Every yoga teacher is probably bound to incorporate the Yamas and Niyamas into their lesson plans sooner or later. These are really the backbone of our yoga practice, taken from Patanjali’s yoga sutras. It’s quite a challenge, however, to use a set of moral guidelines in the context of an asana class. Here’s what I’ve been thinking:-
1) Ahimsa – step back a bit and observe how it feels.
Ahimsa is traditionally non-harming or non-violence, in order to develop a sense of connection to all living things.
As a firm believer in starting with what you can actually change – i.e. yourself, that’s what I’m going to invite my students to work on. (It’s a life-long project, so don’t panic). Perhaps if we start in the class, they can take it over into every day life.
- We ought to look after ourselves and not harm ourselves physically, mentally or emotionally.
- We ought to like ourselves (that’s a tough one, isn’t it, but it shouldn’t be)?
- How can we be of benefit to others if we don’t take care of ourselves?
In a yoga class we are reminded that Patanjali stressed that yoga asana should consist of steadiness and ease (2,46). (We could get into a debate here about what Patanjali actually meant about steadiness and ease in Asana, but let’s not). So I’m going to invite my students to adopt a posture – triangle for example – to the edge of its availability, but then to come back a bit to the point where steadiness and comfort allow them to hold it without straining.

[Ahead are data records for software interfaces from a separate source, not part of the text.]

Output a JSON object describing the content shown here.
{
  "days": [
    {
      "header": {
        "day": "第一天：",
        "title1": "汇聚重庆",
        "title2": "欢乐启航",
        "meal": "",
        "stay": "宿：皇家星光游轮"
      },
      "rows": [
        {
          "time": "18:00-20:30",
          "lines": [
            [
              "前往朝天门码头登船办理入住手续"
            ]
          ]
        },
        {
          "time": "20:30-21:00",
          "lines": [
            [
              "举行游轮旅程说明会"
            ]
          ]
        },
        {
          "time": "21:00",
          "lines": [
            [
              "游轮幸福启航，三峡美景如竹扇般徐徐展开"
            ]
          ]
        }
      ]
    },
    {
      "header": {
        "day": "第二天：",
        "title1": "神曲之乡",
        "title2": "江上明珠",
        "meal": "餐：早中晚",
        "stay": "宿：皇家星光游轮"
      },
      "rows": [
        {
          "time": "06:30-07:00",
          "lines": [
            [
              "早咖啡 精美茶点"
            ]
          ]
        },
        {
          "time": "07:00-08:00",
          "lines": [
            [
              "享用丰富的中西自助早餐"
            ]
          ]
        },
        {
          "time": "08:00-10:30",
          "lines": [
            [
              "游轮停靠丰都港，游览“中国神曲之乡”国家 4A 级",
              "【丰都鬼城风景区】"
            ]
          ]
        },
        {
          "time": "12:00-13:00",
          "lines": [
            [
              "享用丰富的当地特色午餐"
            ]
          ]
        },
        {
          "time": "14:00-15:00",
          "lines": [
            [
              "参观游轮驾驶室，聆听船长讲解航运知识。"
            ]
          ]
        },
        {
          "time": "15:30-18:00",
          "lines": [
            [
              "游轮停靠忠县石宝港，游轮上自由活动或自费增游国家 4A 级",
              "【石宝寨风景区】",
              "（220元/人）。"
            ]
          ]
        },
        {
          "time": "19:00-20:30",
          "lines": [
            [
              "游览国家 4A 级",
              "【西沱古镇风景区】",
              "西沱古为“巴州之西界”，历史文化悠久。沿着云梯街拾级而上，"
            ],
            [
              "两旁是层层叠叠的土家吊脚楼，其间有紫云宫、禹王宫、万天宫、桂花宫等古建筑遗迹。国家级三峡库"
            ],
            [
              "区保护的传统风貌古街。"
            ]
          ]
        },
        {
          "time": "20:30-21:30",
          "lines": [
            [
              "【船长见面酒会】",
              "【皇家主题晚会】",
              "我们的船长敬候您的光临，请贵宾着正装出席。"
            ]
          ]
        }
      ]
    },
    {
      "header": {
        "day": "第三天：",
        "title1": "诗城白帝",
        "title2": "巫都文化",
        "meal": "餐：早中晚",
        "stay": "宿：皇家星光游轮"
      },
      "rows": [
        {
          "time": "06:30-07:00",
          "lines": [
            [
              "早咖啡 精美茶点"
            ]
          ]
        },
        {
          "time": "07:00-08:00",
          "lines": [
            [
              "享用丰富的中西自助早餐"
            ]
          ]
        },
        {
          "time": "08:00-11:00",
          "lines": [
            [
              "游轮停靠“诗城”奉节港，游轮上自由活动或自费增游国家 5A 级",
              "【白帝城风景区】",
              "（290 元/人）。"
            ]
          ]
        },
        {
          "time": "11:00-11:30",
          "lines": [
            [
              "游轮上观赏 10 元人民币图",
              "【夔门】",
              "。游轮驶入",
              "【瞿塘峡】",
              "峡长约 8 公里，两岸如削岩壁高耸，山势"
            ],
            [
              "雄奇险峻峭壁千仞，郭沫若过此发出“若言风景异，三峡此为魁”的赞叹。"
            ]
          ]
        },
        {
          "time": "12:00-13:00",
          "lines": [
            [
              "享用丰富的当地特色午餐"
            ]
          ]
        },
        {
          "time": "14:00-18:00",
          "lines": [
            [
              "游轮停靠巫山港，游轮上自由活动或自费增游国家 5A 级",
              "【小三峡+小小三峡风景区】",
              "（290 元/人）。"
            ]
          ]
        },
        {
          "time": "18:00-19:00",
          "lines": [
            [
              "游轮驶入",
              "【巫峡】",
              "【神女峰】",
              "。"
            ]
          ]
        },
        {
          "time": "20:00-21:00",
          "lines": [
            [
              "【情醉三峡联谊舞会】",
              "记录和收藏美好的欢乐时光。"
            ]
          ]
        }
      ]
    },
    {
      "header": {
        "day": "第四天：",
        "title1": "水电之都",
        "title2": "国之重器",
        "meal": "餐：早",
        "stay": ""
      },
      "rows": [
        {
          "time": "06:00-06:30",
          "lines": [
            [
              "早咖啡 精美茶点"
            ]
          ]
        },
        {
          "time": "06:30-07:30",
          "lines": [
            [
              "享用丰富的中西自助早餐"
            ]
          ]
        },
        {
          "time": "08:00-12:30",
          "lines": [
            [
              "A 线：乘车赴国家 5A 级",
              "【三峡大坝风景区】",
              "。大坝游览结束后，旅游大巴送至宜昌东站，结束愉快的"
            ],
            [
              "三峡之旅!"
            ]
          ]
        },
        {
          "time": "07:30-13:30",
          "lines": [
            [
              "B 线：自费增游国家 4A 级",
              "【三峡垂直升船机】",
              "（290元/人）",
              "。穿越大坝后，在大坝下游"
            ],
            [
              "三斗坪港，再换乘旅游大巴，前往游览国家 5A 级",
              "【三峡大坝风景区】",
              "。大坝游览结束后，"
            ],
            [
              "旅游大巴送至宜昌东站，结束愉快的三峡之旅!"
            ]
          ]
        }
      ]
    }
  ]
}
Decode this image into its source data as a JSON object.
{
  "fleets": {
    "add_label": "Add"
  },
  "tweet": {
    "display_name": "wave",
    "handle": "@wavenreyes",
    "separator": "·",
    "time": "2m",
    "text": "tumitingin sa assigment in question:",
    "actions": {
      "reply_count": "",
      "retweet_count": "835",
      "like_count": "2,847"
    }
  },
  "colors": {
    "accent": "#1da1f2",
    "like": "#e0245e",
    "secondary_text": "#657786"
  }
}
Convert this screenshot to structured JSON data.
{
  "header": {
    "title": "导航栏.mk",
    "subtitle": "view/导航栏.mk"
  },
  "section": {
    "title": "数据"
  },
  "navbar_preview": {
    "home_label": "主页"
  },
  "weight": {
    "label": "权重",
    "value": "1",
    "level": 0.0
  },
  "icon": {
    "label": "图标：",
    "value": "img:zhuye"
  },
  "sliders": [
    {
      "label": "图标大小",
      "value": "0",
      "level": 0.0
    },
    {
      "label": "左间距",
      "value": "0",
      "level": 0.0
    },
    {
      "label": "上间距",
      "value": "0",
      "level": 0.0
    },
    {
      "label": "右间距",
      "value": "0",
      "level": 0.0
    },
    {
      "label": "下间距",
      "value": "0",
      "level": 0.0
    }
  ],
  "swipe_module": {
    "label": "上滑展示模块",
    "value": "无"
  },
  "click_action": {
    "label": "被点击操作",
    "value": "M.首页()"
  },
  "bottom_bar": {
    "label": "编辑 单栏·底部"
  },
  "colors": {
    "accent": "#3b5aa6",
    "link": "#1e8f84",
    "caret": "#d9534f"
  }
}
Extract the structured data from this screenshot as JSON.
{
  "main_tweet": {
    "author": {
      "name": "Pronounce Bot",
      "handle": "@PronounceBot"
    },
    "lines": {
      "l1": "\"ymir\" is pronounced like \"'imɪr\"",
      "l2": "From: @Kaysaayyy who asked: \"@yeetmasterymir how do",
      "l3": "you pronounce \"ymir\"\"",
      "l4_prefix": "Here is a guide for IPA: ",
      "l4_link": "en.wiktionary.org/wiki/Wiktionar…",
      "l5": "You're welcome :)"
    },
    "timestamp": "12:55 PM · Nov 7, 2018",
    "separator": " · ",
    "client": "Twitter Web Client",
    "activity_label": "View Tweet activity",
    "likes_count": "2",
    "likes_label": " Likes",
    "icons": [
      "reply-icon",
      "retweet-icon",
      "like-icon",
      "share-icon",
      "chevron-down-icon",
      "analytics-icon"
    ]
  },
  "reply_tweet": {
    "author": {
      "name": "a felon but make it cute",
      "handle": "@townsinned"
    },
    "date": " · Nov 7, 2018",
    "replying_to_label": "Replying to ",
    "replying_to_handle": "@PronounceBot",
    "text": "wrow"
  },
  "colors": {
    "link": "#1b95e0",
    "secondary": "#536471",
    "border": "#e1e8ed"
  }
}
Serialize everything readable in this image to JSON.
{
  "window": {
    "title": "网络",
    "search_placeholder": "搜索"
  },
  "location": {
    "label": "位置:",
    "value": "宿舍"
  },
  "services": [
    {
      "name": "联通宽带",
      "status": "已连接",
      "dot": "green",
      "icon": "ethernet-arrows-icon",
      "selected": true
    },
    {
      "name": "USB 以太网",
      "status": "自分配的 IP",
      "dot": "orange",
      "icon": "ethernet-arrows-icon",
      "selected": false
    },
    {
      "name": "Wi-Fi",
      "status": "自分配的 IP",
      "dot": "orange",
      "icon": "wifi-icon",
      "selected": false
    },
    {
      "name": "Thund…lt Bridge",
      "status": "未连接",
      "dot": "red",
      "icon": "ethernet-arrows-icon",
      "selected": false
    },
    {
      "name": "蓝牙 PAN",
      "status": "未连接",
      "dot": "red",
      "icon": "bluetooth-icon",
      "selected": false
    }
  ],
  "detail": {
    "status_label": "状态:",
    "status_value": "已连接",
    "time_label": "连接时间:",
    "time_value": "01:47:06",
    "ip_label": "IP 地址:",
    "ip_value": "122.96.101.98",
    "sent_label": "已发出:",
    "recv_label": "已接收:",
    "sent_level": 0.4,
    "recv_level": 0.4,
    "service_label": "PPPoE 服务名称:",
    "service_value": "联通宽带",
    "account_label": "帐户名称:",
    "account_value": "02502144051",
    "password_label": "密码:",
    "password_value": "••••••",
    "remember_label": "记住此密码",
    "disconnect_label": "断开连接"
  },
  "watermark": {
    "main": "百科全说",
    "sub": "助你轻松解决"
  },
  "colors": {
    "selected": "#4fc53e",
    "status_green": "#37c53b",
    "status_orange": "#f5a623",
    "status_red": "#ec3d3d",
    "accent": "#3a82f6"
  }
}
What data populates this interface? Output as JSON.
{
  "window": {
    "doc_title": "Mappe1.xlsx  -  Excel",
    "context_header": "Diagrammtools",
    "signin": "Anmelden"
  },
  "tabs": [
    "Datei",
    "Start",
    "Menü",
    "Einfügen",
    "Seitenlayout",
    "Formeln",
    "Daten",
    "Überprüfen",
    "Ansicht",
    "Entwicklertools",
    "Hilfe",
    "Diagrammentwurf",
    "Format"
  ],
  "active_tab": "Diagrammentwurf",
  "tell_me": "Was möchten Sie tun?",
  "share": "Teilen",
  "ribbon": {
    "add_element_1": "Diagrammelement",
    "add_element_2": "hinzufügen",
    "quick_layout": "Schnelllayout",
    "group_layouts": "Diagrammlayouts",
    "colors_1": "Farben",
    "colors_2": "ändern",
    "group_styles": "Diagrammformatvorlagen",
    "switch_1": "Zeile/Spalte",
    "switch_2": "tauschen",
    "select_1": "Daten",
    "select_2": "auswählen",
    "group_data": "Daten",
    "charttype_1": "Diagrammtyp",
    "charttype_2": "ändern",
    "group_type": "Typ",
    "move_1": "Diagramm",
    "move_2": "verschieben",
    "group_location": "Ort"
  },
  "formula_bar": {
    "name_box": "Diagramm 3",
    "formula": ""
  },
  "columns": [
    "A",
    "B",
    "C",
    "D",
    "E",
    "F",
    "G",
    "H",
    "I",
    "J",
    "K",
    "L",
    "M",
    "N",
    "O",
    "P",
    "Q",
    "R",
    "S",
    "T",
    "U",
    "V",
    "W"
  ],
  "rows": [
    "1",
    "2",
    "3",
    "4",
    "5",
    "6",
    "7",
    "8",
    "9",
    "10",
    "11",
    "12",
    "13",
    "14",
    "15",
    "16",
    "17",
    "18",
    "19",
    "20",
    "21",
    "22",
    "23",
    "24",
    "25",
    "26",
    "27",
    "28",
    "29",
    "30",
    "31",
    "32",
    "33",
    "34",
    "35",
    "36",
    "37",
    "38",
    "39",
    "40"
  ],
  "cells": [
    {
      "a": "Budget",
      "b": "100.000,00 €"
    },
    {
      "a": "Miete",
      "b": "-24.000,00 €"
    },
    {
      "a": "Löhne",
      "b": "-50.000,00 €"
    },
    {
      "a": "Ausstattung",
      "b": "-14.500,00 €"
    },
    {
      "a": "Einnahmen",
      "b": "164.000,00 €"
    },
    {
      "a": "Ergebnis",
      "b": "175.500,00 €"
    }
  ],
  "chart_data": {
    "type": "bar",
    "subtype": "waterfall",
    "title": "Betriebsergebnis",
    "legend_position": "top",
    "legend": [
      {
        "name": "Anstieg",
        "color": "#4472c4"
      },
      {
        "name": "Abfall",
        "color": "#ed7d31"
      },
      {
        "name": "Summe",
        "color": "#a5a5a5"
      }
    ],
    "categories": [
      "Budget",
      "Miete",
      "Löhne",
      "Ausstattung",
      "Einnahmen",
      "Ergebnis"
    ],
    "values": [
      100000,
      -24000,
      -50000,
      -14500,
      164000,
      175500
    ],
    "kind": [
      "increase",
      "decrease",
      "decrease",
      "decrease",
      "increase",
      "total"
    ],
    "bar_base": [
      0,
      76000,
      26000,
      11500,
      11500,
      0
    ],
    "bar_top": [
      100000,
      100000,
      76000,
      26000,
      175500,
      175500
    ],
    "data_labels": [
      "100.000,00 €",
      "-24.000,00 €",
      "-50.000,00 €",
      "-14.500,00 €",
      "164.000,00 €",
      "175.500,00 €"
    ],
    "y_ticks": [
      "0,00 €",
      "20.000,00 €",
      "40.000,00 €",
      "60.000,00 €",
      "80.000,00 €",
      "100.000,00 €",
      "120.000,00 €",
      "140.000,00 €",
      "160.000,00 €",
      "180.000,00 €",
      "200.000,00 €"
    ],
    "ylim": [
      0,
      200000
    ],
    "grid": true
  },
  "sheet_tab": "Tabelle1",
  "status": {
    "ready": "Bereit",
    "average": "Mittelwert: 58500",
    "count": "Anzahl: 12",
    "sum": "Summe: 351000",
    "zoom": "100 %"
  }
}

And then observe what it feels like. From here they are free to feel the breath moving in the body and track the flow of energy.
At that point, we should practice another aspect of Ahimsa – don’t pronounce judgement upon yourself. Are you your own fiercest critic? Is anything you do ever good enough? Shouldn’t you just crawl under a rock and be a slug? Is this harmful?
(I recently listened to one of Jack Kornfield’s teachings in which he suggested that we investigate the source of our judgemental mindset and then name it. I am a very opinionated and judgemental person and I definitely get that from my late mother. These days when I find myself pronouncing on something I thank my mum for her contribution and then I try to let go of it. I don’t remember to do it every time, of course, but I have told my kids about this strategy and now if I forget and start sounding off about something or other, my kids might say ‘Granny is at your shoulder, my dear!’. That stops me in my tracks.) You could try this.. Give your inner critic the name of its originator and remind yourself that this ISN’T YOU.
Of course it isn’t – because YOU are lovely!
(I have to say that this idea of coming back from the limits of a posture isn’t originally mine – but I can’t remember who taught it to me. Thank you, whoever you are. Nor do I remember which one of Jack Kornfield’s teachings the naming strategy came from, but you can find Jack at jackkornfield.com and recordings of his teachings are widely available).